Six nurses share what inspired them to pursue a career in nursing.


Marjani Jean-Philippe, RN
Student, Nurse-Midwifery, Frontier Nursing University 

"My decision was predicated by my desire to honor and preserve normal physiological birth. My hope is to inspire each woman to teach another, and improve birth outcomes one woman at a time."

 



Erin Purcell, RN, BSN
Jefferson School of Nursing

“I wanted to help and care for people when they are experiencing a difficult time in their life. The ultimate goal is to start teaching clinically to help future nurses form and master their skills in a clinical setting.”

 



Nicole Poecetti, RN, BSN
Penn State University 

“I wanted to pursue a career that was hands-on, where I could learn something new every day. I wanted to be at the bedside, directly helping patients whether it be controlling their pain, helping them walk or simply holding their hand.”

 



Eliza Nichole Angila
Student, MEPN, Family Nurse Practitioner, UCSF School of Nursing

“I hope to collaborate with patients and develop solutions based on their individual needs. I hope to gain the clinical skills and knowledge necessary to provide tailored care to each of my patients.”

 



Alex Morales-Blanco
BSN Candidate, Johns Hopkins University: School of Nursing

“I was born and raised in Puerto Rico. Spanish was my first language. I’ve always found inspiration in this quote: 'When you’re a nurse, you know that every day you will touch a life or a life will touch yours.' Today, I’m an aspiring pediatric oncology nurse. I love the positive impact one can have as a nurse—not just on the patient, but on their family as well.”

 


Amber S. Hinson, RN, BSN
FNP Student,
Gardner-Webb University

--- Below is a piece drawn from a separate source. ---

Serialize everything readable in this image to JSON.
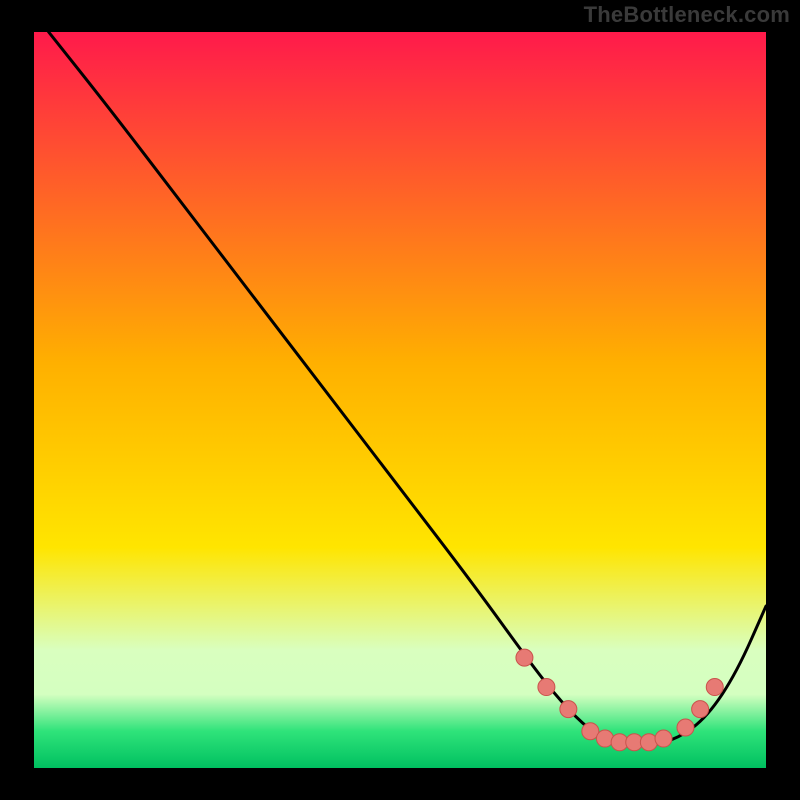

"As a child I enjoyed learning about science and the human body. As a Christian, I have a passion for helping people. The nursing profession is a natural blend of those two loves for me."